Caleb shoved back from the table and stood to retreat to the kitchen. “No. Find another plan.” “There is no other plan. This isn’t even a plan, merely a nugget of an idea for the start of a plan that’s certain to fail and end in your deaths.

By Anonym 16 Sep

G. S. Jennsen

Her perception was propelled backward, as if it were being pulled into a vortex. She slammed into her body, and her eyes flew open with a gasp. “Alex?” She sat straight up in the chair and grabbed Caleb by the shoulders. “We have to save them.

By Anonym 19 Sep

G. S. Jennsen

The woman’s gaze sent chills racing down his spine. The diabolical, aberrantly predatory arch of her lips curdled his blood. Seriously, his blood must be curdling back at the lab right now. “Nice illusion. I’m definitely feeling the evil vibe here.” She stood and rounded the desk with perfect grace. “There is no illusion. Explain yourself quickly now, before I grow bored by your presence and dispense with it.

By Anonym 20 Sep

G. S. Jennsen

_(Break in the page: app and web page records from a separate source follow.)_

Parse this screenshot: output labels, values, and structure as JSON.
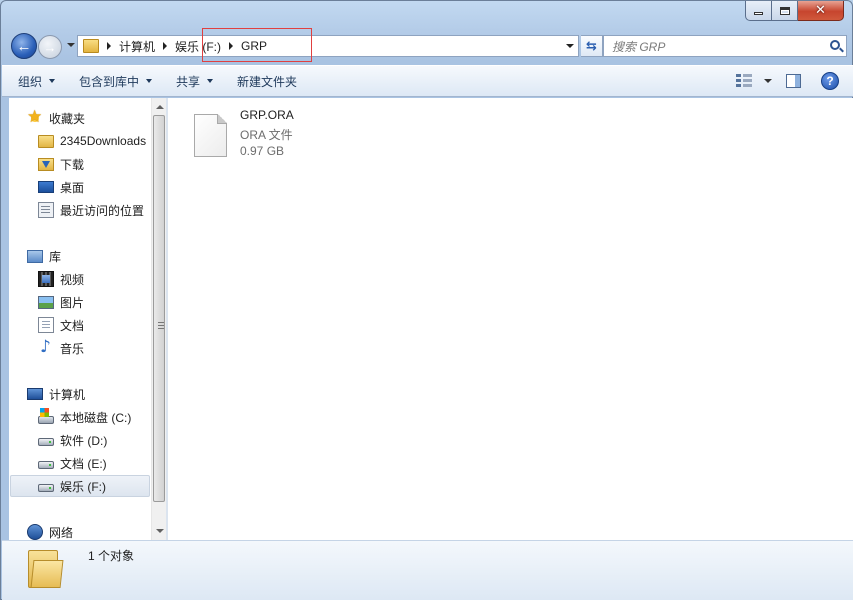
{
  "window": {
    "minimize_label": "minimize",
    "maximize_label": "maximize",
    "close_glyph": "✕"
  },
  "navigation": {
    "back_glyph": "←",
    "forward_glyph": "→"
  },
  "address": {
    "segments": [
      "计算机",
      "娱乐 (F:)",
      "GRP"
    ]
  },
  "search": {
    "placeholder": "搜索 GRP"
  },
  "toolbar": {
    "organize": "组织",
    "include_in_library": "包含到库中",
    "share": "共享",
    "new_folder": "新建文件夹",
    "help_glyph": "?"
  },
  "sidebar": {
    "favorites": {
      "label": "收藏夹",
      "items": [
        "2345Downloads",
        "下载",
        "桌面",
        "最近访问的位置"
      ]
    },
    "libraries": {
      "label": "库",
      "items": [
        "视频",
        "图片",
        "文档",
        "音乐"
      ]
    },
    "computer": {
      "label": "计算机",
      "items": [
        "本地磁盘 (C:)",
        "软件 (D:)",
        "文档 (E:)",
        "娱乐 (F:)"
      ],
      "selected": "娱乐 (F:)"
    },
    "network": {
      "label": "网络"
    }
  },
  "files": [
    {
      "name": "GRP.ORA",
      "type": "ORA 文件",
      "size": "0.97 GB",
      "icon": "generic-file-icon"
    }
  ],
  "details": {
    "count_text": "1 个对象"
  },
  "colors": {
    "frame": "#b4cce8",
    "highlight_box": "#e04040",
    "text_muted": "#6d6d6d"
  }
}
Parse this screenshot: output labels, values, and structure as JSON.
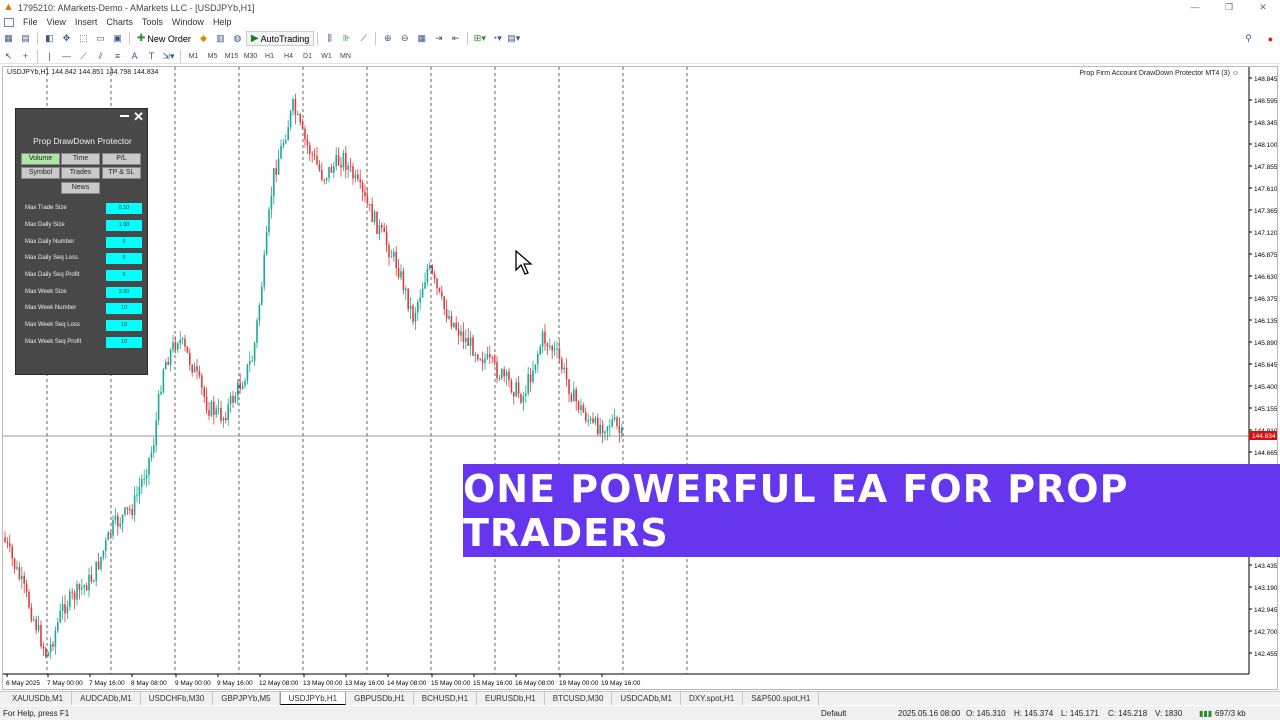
{
  "window": {
    "title": "1795210: AMarkets-Demo - AMarkets LLC - [USDJPYb,H1]",
    "controls": [
      "—",
      "❐",
      "✕"
    ]
  },
  "menu": [
    "File",
    "View",
    "Insert",
    "Charts",
    "Tools",
    "Window",
    "Help"
  ],
  "toolbar": {
    "new_order": "New Order",
    "autotrading": "AutoTrading"
  },
  "timeframes": [
    "M1",
    "M5",
    "M15",
    "M30",
    "H1",
    "H4",
    "D1",
    "W1",
    "MN"
  ],
  "chart": {
    "header": "USDJPYb,H1 144.842 144.851 144.798 144.834",
    "ea_label": "Prop Firm Account DrawDown Protector MT4 (3) ☺",
    "price_labels": [
      "148.845",
      "148.595",
      "148.345",
      "148.100",
      "147.855",
      "147.610",
      "147.365",
      "147.120",
      "146.875",
      "146.630",
      "146.375",
      "146.135",
      "145.890",
      "145.645",
      "145.400",
      "145.155",
      "144.910",
      "144.665",
      "143.435",
      "143.190",
      "142.945",
      "142.700",
      "142.455"
    ],
    "current_price": "144.834",
    "time_labels": [
      "6 May 2025",
      "7 May 00:00",
      "7 May 16:00",
      "8 May 08:00",
      "9 May 00:00",
      "9 May 16:00",
      "12 May 08:00",
      "13 May 00:00",
      "13 May 16:00",
      "14 May 08:00",
      "15 May 00:00",
      "15 May 16:00",
      "16 May 08:00",
      "19 May 00:00",
      "19 May 16:00"
    ]
  },
  "panel": {
    "title": "Prop DrawDown Protector",
    "close": "✕",
    "tabs": [
      "Volume",
      "Time",
      "P/L",
      "Symbol",
      "Trades",
      "TP & SL",
      "News"
    ],
    "rows": [
      {
        "label": "Max Trade Size",
        "value": "0.10"
      },
      {
        "label": "Max Daily Size",
        "value": "1.00"
      },
      {
        "label": "Max Daily Number",
        "value": "5"
      },
      {
        "label": "Max Daily Seq Loss",
        "value": "5"
      },
      {
        "label": "Max Daily Seq Profit",
        "value": "5"
      },
      {
        "label": "Max Week Size",
        "value": "3.00"
      },
      {
        "label": "Max Week Number",
        "value": "10"
      },
      {
        "label": "Max Week Seq Loss",
        "value": "10"
      },
      {
        "label": "Max Week Seq Profit",
        "value": "10"
      }
    ]
  },
  "banner": {
    "text": "ONE POWERFUL EA FOR PROP TRADERS"
  },
  "symbol_tabs": [
    "XAUUSDb,M1",
    "AUDCADb,M1",
    "USDCHFb,M30",
    "GBPJPYb,M5",
    "USDJPYb,H1",
    "GBPUSDb,H1",
    "BCHUSD,H1",
    "EURUSDb,H1",
    "BTCUSD,M30",
    "USDCADb,M1",
    "DXY.spot,H1",
    "S&P500.spot,H1"
  ],
  "active_symbol_tab": "USDJPYb,H1",
  "status": {
    "help": "For Help, press F1",
    "profile": "Default",
    "time": "2025.05.16 08:00",
    "open": "O: 145.310",
    "high": "H: 145.374",
    "low": "L: 145.171",
    "close": "C: 145.218",
    "volume": "V: 1830",
    "traffic": "697/3 kb"
  },
  "colors": {
    "bull": "#1aa89a",
    "bear": "#e03a3a",
    "banner": "#6635ee",
    "input": "#00ffff"
  }
}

Why? Why did you kill them?” He laughed, recognizing it bore a frightening coldness. “Because you walked through the wrong door, and they paid you to do it. You will be a testament to the terror that arrives the moment you or anyone else crosses the invisible line you didn’t know existed until tonight. Spread the word.

By Anonym 15 Sep

G. S. Jennsen

Children are turning themselves into monsters and, quite frankly, it is your fault. You initiated the creation of this technology, then you allowed it to slip through your fingers.” Miriam’s jaw tightened. “I disagree, but now is the least optimal time imaginable for assigning blame. People are dying, and I will not stand around debating semantics with you while they are.

By Anonym 19 Sep

Cecil Castellucci

There are many places that are not made for staying," Heckleck said. "They are too harsh, too hard, and too far away from whatever you call home. You don't root where you don't have to, unless you're unluck.

By Anonym 18 Sep

Pierre Boulle

The man who eventually reached the moon would be traveling in a vessel made of earthly materials.

By Anonym 16 Sep

Carl Sagan

If we are to send people, it must be for a very good reason - and with a realistic understanding that almost certainly we will lose lives. Astronauts and Cosmonauts have always understood this. Nevertheless, there has been and will be no shortage of volunteers.